Lens-based work remains a major part of her practice. Her videos often deal with the movement of bodies through the air, on water, or over land. In 2011’s single-channel video, My father and I dance in outer space, a figure is filmed jumping in such a way that he seems to be jerkily flying a couple of feet above the ground. The sound was recorded as it happened, and we can hear the gasps of the actor as he is caught in the act of jumping over and over. Ogunji describes it as “an exhausting process, but it’s also really fun to try to do this impossible task.”

Ife head walks on water (2009) is a video of an actor performing a similar movement, except instead of jerkily floating about, she is walking on water in a shallow Austin pond. Because each short piece of video was taken right at the moment of contact between the actor’s feet and the water, it appears that she is motoring around on a pond, as water splashes up under her feet.

In April, Ogunji will be performing House of Wahala at Women & Their Work in Austin and DiverseWorks in Houston. House of Wahala is a performed art auction. “The piece grew out of a performance I did at Antioch College called Paint Like a Man. It was me and a couple of students—we did live paintings. And in the evening we auctioned them. I was the auctioneer, and I just loved it so much. It was so thrilling and so much fun.”
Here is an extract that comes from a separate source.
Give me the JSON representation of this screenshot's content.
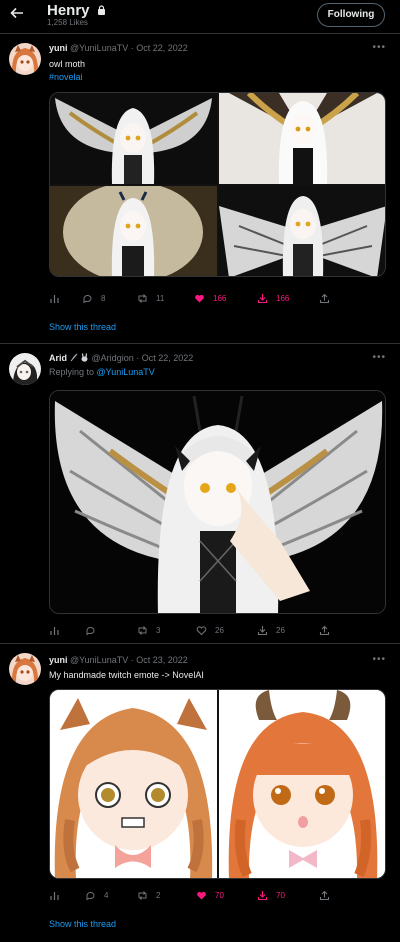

For House of Wahala, she chose a group of artists she likes from Austin, Houston, Lagos, Chicago, New York and San Francisco and will be auctioning off paintings by the artists. “In a way I am curating an exhibition of these artists, but also making the auction itself this fun and engaging night,” she explains. “Not only can you see the work and buy work, but there will be moments you can ask questions, there will be a few performances within the larger performance, there’ll be exchanges between me and the audience, so that I can talk about the work and the artist’s creative process as part of the auction itself.”

As she describes it, the piece calls to mind Robert Gober’s small exhibit-within-an-exhibit of work by Forrest Bess that was included in 2012 Whitney Biennial. However, Ogunji is taking this a step further by auctioning off the work she is curating. The auction is the performance.

She points out that auctions are a huge part of the art market, and that she wants “to play into that—not only to access the economics of it, but make the auction an interesting event.” The artists will get either 90% or 100% or the auction proceeds, which is another big difference between an auction at Bonhams or Phillips and the House of Wahala. “Wahala” is a Nigerian slang word for “trouble,” and with these auctions, Ogunji wants to “trouble” the art market.

—ROBERT BOYD

“House of Wahala” will be performed at Women & Their Work, in Austin, TX. April 15, 2017. http://www.womenandtheirwork.org/

“House of Wahala” will also be performed at DiverseWorks in Houston, TX. April 28, 2017. http://diverseworks.org/

Home page image: Portrait of the artist, courtesy the artist